__DIRECTIONS__.
Below are records; give the number of their lines that hold the word "Enterprise", and write nothing more.

__EXTRACTED RECORDS__.
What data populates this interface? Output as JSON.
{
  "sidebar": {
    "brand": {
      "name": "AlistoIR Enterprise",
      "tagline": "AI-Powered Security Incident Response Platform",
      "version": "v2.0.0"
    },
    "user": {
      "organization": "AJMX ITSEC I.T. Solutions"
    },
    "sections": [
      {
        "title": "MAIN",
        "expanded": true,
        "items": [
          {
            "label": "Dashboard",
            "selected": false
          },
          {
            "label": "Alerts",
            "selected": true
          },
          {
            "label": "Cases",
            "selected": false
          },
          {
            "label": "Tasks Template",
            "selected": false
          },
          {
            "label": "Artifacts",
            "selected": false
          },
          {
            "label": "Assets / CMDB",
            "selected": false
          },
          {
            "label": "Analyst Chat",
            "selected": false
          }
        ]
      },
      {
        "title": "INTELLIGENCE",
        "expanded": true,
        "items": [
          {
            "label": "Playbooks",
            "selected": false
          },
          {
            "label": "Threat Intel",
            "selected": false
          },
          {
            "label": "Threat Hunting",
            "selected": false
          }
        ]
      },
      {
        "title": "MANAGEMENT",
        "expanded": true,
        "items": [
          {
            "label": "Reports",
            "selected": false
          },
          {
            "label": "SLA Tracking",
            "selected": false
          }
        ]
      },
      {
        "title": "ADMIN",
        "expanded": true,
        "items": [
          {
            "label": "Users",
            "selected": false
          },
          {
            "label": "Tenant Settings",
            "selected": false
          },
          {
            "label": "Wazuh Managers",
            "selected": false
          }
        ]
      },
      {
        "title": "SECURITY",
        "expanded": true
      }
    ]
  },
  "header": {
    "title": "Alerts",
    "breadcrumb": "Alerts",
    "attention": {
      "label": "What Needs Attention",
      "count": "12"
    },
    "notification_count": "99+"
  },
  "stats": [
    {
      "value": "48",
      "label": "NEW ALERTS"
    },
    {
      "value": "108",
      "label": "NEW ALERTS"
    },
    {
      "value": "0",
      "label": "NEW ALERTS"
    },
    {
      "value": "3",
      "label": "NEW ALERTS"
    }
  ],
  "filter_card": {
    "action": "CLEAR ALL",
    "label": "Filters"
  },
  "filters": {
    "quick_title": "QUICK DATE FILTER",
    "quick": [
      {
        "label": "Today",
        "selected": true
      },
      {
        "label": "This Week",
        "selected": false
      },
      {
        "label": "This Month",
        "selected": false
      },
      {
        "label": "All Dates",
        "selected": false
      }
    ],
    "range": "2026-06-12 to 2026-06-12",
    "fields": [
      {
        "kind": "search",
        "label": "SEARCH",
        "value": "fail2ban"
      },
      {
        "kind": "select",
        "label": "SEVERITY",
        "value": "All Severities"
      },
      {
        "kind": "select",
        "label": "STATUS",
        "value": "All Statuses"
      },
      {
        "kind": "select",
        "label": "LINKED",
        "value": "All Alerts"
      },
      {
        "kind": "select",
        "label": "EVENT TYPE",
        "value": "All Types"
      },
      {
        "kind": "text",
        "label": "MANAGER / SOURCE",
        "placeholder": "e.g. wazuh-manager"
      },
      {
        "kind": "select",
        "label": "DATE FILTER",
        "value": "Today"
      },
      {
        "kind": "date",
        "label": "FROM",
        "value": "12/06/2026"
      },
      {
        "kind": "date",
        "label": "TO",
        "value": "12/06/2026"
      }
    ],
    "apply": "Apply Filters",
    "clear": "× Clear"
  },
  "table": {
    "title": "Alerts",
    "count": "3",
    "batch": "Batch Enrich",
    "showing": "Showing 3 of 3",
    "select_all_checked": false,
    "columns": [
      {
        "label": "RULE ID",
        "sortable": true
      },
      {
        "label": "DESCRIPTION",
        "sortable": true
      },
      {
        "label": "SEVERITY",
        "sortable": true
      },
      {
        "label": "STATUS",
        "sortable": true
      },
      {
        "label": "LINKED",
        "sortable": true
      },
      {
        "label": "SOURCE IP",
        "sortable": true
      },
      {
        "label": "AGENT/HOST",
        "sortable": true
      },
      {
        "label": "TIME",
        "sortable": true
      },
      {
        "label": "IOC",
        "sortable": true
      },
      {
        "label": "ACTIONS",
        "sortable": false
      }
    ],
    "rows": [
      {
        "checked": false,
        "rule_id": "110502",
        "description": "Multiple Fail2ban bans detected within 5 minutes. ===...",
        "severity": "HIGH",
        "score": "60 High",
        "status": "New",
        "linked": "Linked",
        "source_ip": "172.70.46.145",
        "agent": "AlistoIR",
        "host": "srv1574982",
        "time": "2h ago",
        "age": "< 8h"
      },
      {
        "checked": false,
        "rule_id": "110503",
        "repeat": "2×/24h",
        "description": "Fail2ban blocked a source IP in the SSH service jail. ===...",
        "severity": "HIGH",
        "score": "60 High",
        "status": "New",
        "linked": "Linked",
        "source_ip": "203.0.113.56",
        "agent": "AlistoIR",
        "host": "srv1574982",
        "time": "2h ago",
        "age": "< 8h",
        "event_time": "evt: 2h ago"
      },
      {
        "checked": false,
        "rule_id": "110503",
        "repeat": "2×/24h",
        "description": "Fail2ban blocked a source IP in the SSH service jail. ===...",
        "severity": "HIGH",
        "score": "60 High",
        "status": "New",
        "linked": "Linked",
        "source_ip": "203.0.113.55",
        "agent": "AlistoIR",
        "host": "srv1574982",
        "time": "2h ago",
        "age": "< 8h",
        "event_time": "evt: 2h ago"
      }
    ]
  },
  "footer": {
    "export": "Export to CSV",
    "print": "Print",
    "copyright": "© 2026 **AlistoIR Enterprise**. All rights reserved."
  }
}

__EXERCISE RESULT__.
2